On June 27, 1919, a group of patriotic enthusiasts in Kaunas established The Lithuanian Riflemen's Union (LRU). The new organisation first operated as a section of the Lithuanian Sports Union. The riflemen aimed their efforts at supporting the military in protecting the reinstated republic.
Vladas Putvinskis (1873-1929) a nobleman, landowner and activist, became the first Commander of the LRU. His first cadency lasted until 1922; in 1928, he again took the position of the Commander for another year. You must have heard the name Putvinskis if you’ve already visited Kaunas. The street bearing the nobleman’s name was an important diplomatic boulevard in the interwar Kaunas. Today, it's an essential cultural axis of central Kaunas. Before taking a stroll there, let’s find out why Putvinskis was so important.
Having grown up in a family of Polonized Lithuanians, Putvinskis, a pioneer of aquaculture in the country, together with his wife Emilija, went on to become an enthusiastic promoter of Lithuanian language and even established an underground school (at that time, Lithuania was part of the Russian empire; Tsar prohibited our language in the written form). His manor in Pavėžupis near Kelmė became an important centre for Lithuanian language and literature. This is where many prominent Lithuanian writers gathered to share their work and get inspired by each other.
Putvinskis himself had literary ambitions and signed his works with a Lithuanized version of his last name – Pūtvis. Furthermore, Putvinskis participated in the book smugglers movement during the language prohibition period.
Putvinskis moved to Kaunas in 1919, a few months before the LRU was established. He lived in Kaunas for a couple of years, then was sent to Klaipėda but soon went to his manor and focused on farming. Putvinskis died in Kaunas in 1929 and was buried in Kelmė.
Stasys, the son of Vladas and Emilija Putvinskiai, became the Minister of Agrarian Policy. He was also a rifleman, same as his brother Vytautas. The latter established his father's memorial museum in Kelmė. The three daughters of Putvinskiai, Sofija, Emilija and Ona, were all riflewomen.
A street in the new part of Kaunas, before known as Kalnų (Mountains) was given the name of Putvinskis in 1931, a couple of years after his death – the short period proves how essential the man was to the Lithuanian Republic. The Soviet occupants renamed V. Putvinskio street to S. Nėries in 1945. In October 1990, after declaring independence, it again became V. Putvinskio.

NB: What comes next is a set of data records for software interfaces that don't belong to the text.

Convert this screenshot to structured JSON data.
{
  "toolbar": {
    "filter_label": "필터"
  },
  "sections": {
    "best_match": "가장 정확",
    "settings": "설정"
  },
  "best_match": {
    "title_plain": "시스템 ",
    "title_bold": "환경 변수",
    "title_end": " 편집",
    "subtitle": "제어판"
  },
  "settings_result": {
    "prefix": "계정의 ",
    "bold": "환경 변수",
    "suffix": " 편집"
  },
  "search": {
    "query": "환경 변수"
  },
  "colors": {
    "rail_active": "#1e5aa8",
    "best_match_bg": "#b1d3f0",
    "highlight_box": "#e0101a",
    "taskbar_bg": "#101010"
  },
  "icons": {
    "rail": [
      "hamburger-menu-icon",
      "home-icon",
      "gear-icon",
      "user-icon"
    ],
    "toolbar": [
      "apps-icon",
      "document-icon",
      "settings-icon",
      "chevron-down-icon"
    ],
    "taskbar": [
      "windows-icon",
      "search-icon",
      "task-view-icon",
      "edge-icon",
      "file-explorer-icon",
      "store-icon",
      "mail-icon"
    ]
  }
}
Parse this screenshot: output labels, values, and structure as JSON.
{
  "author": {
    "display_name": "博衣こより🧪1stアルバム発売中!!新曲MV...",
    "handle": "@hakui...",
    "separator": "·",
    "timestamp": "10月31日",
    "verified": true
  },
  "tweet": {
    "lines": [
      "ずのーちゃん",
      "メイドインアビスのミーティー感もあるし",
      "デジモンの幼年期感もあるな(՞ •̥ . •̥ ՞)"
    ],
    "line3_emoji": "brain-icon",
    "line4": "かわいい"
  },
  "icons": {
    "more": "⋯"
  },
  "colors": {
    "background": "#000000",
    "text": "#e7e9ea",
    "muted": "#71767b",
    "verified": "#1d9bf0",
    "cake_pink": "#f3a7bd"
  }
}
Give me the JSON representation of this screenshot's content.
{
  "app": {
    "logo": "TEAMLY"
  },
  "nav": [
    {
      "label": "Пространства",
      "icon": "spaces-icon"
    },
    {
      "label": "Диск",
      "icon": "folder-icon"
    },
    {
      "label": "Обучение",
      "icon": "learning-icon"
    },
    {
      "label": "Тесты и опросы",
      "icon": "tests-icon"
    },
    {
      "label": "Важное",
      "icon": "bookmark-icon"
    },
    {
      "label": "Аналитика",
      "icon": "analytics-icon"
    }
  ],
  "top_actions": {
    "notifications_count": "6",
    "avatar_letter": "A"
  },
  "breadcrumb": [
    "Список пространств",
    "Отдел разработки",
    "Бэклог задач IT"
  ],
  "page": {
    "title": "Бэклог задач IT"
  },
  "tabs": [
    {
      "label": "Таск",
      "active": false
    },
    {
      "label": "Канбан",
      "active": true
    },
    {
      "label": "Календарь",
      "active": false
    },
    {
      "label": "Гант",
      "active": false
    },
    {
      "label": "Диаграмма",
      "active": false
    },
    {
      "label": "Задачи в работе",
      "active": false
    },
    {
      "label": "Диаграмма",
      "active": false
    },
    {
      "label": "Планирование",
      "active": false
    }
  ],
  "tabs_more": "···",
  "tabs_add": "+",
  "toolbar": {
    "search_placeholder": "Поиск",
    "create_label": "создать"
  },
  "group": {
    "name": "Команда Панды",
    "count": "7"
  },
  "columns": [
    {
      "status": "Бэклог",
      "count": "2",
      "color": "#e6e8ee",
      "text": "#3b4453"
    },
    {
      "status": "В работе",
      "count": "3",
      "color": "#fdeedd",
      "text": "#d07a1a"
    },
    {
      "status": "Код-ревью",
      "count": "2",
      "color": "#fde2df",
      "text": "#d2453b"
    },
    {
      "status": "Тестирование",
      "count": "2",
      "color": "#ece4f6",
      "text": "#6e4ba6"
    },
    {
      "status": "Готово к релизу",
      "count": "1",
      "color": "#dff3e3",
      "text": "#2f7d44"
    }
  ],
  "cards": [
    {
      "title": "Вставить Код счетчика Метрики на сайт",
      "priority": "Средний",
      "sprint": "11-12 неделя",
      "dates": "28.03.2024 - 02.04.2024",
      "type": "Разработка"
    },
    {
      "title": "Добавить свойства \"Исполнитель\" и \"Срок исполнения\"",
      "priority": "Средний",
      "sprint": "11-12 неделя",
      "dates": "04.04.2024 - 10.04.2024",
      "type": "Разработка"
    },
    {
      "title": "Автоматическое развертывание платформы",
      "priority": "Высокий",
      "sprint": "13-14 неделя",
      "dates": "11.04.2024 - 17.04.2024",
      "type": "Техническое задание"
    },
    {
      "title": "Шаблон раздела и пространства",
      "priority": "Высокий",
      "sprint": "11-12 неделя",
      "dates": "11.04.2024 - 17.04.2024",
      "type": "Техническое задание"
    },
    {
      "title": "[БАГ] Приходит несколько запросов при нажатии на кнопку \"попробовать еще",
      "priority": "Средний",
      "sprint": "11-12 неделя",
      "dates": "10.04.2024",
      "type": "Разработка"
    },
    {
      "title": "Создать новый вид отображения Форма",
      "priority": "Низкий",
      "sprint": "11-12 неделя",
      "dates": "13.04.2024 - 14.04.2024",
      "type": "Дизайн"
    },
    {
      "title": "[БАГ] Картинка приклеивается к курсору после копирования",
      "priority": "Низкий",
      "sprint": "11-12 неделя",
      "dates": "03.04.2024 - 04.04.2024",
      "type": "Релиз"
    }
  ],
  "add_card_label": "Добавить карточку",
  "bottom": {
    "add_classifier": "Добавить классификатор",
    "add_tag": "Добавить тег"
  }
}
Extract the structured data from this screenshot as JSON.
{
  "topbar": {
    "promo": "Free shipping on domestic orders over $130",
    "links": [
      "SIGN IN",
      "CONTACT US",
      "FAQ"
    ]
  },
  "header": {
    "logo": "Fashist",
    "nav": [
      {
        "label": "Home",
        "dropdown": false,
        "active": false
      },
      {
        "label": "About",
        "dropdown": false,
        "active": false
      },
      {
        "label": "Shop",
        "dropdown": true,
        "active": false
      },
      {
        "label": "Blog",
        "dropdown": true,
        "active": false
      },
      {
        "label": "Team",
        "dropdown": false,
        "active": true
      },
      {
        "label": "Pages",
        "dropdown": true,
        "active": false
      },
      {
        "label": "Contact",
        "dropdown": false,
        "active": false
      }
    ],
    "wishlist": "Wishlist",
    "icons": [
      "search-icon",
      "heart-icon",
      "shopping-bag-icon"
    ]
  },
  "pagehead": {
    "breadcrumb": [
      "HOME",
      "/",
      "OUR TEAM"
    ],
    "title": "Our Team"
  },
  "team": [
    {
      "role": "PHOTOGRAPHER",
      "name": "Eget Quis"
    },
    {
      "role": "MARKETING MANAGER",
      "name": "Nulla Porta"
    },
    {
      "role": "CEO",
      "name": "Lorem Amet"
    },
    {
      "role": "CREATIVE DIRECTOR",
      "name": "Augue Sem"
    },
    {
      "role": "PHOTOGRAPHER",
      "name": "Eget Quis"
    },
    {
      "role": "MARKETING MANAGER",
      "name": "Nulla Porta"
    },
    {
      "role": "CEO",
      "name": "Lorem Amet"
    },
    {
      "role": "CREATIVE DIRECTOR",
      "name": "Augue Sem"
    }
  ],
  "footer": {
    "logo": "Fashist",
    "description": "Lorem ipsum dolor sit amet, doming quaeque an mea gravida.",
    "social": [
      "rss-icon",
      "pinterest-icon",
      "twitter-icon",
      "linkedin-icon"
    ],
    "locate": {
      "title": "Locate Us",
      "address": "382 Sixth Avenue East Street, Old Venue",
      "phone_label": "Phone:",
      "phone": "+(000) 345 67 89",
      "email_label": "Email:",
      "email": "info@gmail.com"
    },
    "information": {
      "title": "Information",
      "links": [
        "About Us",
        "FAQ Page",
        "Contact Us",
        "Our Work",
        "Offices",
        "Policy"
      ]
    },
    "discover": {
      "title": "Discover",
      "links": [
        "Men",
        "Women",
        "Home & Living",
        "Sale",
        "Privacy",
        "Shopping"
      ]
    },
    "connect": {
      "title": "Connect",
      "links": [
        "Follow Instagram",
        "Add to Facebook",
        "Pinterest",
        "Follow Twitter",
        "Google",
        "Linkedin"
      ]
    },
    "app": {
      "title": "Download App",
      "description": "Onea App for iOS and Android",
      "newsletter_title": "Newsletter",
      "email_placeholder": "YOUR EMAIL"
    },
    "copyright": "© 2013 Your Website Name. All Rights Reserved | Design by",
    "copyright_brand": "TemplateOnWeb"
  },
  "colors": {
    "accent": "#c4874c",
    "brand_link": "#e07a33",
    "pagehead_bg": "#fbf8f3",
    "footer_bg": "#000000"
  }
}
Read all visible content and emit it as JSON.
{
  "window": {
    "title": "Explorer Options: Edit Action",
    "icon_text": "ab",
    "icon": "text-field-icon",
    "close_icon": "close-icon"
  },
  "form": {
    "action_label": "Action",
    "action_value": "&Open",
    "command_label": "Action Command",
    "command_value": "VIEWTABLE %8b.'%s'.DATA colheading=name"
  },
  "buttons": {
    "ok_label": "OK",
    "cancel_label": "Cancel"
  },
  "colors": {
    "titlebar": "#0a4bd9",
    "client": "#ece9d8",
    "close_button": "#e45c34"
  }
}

Most of the objects listed above are inside spectacular examples of interwar modernist architecture – excluding the brand new multifunctional building of VMU. During the First Republic, many of the houses on V. Putvinskio street were embassies or consulates of foreign countries. Local police now use the former building of the French embassy, but there are talks of giving the premises to the new Emmanuel Levinas centre. The French philosopher was born in Kaunas; a square bearing his name should be opened near the ex-embassy. The buildings on the street are divided by a few sets of stairs leading to Žaliakalnis, a charming historical neighbourhood up the hill.
Exhibitions, concerts, movie screenings, discussions, lectures and performances are what fill up the V. Putvinskio street calendar on a daily basis, so it’s almost impossible to miss it while in Kaunas. Recently, a few companies have moved their offices into renovated interwar houses on the street. We hope the trend continues! In fact, the office of our operators, the investment and tourism agency Kaunas IN, is also located on this very street!
After visiting an exhibition or engaging in a political discussion, you’re welcome to sit down in one of the few cafes and restaurants on the street, including “Putvinskio 48”, “Pompėja” and a handful in the renovated Vienybės square. All are great for both business lunch and a friendly dinner.